Data for review —
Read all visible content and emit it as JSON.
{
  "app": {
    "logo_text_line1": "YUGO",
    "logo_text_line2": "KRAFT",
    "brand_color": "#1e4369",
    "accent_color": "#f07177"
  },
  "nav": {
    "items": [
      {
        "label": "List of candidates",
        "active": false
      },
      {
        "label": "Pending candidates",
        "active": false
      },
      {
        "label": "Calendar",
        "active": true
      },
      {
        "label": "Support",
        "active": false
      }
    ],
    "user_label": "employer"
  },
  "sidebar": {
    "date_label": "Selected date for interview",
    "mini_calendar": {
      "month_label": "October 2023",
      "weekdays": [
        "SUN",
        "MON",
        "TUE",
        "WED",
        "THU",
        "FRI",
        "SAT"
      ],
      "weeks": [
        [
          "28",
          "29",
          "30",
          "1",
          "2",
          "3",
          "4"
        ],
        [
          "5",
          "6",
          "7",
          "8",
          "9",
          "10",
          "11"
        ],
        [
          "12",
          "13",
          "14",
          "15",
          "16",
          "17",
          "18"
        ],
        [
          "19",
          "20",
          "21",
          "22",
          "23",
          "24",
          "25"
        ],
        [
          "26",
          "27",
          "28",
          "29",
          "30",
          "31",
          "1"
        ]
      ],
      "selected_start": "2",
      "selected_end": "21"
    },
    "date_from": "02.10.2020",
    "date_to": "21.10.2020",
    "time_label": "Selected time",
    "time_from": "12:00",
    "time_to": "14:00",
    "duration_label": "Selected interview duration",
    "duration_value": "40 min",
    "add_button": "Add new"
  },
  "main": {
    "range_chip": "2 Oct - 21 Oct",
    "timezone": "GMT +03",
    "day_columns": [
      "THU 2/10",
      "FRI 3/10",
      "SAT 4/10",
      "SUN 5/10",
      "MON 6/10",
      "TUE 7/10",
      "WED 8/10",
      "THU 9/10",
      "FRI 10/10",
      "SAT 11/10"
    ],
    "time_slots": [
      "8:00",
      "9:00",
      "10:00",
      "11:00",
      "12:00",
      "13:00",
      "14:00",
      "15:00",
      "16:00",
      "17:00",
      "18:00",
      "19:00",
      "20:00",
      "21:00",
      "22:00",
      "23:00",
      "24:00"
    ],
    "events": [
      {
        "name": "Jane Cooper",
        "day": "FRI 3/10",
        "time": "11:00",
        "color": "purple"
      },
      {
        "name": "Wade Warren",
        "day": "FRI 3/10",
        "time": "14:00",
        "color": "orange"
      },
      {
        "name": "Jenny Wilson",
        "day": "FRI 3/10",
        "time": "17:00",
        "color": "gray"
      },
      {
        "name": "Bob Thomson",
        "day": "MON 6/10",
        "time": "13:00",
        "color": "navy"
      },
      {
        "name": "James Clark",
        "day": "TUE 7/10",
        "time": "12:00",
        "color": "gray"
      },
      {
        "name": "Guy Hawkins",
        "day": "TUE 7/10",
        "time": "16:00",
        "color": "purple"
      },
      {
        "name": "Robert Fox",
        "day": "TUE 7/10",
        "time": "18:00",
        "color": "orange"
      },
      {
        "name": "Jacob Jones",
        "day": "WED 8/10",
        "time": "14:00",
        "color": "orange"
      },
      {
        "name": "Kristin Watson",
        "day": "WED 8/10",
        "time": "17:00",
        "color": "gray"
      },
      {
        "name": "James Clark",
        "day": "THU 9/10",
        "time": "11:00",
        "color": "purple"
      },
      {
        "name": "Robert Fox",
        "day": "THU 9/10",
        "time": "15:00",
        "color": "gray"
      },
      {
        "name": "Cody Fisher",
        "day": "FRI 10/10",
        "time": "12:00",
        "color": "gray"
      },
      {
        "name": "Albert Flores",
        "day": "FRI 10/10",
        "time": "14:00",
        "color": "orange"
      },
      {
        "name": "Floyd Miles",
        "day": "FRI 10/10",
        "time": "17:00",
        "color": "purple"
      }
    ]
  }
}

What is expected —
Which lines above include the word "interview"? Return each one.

Result —
    "date_label": "Selected date for interview",
    "duration_label": "Selected interview duration",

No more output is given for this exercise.